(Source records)
◆ ◆ ◆ ◆

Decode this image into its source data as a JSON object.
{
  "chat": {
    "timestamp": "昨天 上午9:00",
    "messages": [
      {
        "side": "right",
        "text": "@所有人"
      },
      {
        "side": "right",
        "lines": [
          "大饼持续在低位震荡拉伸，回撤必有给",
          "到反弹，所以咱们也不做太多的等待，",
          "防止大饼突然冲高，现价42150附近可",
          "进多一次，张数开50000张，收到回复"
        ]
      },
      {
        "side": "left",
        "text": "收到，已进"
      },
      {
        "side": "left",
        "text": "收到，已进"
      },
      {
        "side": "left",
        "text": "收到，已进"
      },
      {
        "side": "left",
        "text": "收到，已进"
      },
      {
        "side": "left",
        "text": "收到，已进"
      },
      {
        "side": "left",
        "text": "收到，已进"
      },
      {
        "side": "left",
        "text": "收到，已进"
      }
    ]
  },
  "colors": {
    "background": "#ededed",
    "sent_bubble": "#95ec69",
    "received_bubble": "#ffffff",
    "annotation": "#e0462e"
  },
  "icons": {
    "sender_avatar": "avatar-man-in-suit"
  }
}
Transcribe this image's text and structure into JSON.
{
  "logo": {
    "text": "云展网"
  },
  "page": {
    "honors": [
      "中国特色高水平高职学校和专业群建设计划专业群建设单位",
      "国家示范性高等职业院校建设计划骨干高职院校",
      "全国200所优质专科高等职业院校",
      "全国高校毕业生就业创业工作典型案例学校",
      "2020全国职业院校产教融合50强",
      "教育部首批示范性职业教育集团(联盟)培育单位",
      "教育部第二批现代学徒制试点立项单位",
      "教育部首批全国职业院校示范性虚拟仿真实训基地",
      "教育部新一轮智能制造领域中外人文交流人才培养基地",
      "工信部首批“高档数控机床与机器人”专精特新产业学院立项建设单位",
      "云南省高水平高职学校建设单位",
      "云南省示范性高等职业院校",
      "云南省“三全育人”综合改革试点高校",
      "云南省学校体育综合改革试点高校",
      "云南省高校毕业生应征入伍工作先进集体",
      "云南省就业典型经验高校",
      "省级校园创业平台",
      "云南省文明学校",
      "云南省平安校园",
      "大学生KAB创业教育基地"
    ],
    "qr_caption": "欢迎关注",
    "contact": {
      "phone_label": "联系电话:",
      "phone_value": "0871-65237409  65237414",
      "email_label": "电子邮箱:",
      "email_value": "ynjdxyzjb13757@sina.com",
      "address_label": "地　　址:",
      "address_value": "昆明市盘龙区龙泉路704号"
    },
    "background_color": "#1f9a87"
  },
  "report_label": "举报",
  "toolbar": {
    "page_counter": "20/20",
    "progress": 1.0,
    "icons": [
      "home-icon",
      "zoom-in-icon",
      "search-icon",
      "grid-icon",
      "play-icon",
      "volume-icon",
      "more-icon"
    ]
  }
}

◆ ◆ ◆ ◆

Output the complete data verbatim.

Decode this image into its source data as a JSON object.
{
  "chat": {
    "timestamp": "昨天 上午9:00",
    "messages": [
      {
        "side": "right",
        "text": "@所有人"
      },
      {
        "side": "right",
        "lines": [
          "大饼持续在低位震荡拉伸，回撤必有给",
          "到反弹，所以咱们也不做太多的等待，",
          "防止大饼突然冲高，现价42150附近可",
          "进多一次，张数开50000张，收到回复"
        ]
      },
      {
        "side": "left",
        "text": "收到，已进"
      },
      {
        "side": "left",
        "text": "收到，已进"
      },
      {
        "side": "left",
        "text": "收到，已进"
      },
      {
        "side": "left",
        "text": "收到，已进"
      },
      {
        "side": "left",
        "text": "收到，已进"
      },
      {
        "side": "left",
        "text": "收到，已进"
      },
      {
        "side": "left",
        "text": "收到，已进"
      }
    ]
  },
  "colors": {
    "background": "#ededed",
    "sent_bubble": "#95ec69",
    "received_bubble": "#ffffff",
    "annotation": "#e0462e"
  },
  "icons": {
    "sender_avatar": "avatar-man-in-suit"
  }
}
Transcribe this image's text and structure into JSON.
{
  "logo": {
    "text": "云展网"
  },
  "page": {
    "honors": [
      "中国特色高水平高职学校和专业群建设计划专业群建设单位",
      "国家示范性高等职业院校建设计划骨干高职院校",
      "全国200所优质专科高等职业院校",
      "全国高校毕业生就业创业工作典型案例学校",
      "2020全国职业院校产教融合50强",
      "教育部首批示范性职业教育集团(联盟)培育单位",
      "教育部第二批现代学徒制试点立项单位",
      "教育部首批全国职业院校示范性虚拟仿真实训基地",
      "教育部新一轮智能制造领域中外人文交流人才培养基地",
      "工信部首批“高档数控机床与机器人”专精特新产业学院立项建设单位",
      "云南省高水平高职学校建设单位",
      "云南省示范性高等职业院校",
      "云南省“三全育人”综合改革试点高校",
      "云南省学校体育综合改革试点高校",
      "云南省高校毕业生应征入伍工作先进集体",
      "云南省就业典型经验高校",
      "省级校园创业平台",
      "云南省文明学校",
      "云南省平安校园",
      "大学生KAB创业教育基地"
    ],
    "qr_caption": "欢迎关注",
    "contact": {
      "phone_label": "联系电话:",
      "phone_value": "0871-65237409  65237414",
      "email_label": "电子邮箱:",
      "email_value": "ynjdxyzjb13757@sina.com",
      "address_label": "地　　址:",
      "address_value": "昆明市盘龙区龙泉路704号"
    },
    "background_color": "#1f9a87"
  },
  "report_label": "举报",
  "toolbar": {
    "page_counter": "20/20",
    "progress": 1.0,
    "icons": [
      "home-icon",
      "zoom-in-icon",
      "search-icon",
      "grid-icon",
      "play-icon",
      "volume-icon",
      "more-icon"
    ]
  }
}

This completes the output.